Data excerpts
****

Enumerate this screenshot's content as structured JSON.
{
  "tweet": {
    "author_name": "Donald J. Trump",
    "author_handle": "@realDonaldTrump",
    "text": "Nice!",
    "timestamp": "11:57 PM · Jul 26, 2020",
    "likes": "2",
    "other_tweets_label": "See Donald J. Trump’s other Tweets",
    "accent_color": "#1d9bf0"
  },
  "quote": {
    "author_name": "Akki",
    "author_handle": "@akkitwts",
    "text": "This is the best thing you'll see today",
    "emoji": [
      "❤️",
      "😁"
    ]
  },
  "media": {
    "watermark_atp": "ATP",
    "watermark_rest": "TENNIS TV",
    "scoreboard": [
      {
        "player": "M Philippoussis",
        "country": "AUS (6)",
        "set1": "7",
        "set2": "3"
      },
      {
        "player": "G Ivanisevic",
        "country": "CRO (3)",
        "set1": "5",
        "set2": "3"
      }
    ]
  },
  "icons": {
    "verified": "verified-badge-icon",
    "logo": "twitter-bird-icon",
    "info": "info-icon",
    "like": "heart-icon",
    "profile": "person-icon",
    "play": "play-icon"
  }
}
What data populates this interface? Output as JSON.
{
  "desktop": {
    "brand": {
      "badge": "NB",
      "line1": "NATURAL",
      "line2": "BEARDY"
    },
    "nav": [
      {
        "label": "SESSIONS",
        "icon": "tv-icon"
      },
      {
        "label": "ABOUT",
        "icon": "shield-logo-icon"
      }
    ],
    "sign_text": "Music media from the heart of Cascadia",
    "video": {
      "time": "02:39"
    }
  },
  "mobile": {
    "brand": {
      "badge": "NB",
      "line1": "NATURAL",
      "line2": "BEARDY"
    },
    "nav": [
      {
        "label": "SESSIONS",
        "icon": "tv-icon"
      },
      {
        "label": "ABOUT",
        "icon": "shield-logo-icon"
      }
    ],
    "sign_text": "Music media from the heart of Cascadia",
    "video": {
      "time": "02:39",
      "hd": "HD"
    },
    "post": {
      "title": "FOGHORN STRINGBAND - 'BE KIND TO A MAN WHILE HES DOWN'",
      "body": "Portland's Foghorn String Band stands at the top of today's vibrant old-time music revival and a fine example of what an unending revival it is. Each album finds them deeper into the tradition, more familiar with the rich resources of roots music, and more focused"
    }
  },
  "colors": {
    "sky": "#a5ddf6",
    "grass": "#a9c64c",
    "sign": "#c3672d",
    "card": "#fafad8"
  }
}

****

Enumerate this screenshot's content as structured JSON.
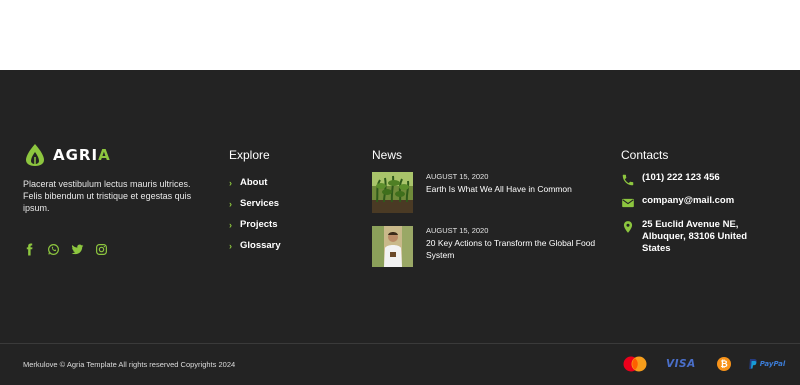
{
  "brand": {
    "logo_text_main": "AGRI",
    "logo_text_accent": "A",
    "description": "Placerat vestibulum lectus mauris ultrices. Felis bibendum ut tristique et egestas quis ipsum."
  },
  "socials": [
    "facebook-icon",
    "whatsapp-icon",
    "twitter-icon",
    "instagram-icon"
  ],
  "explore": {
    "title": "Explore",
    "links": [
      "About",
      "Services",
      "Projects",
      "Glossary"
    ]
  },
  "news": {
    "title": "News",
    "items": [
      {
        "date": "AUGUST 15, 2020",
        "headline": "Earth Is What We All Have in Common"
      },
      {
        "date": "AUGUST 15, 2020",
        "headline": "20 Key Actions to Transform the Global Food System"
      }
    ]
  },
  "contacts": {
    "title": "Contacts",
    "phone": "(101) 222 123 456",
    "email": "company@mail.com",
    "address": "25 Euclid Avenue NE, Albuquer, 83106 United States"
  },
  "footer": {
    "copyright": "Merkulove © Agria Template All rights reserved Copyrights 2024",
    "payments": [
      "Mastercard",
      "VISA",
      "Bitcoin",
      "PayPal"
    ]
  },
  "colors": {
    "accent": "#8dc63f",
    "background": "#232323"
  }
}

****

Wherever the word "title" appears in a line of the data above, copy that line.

** Answer to this task **
      "title": "FOGHORN STRINGBAND - 'BE KIND TO A MAN WHILE HES DOWN'",
    "title": "Explore",
    "title": "News",
    "title": "Contacts",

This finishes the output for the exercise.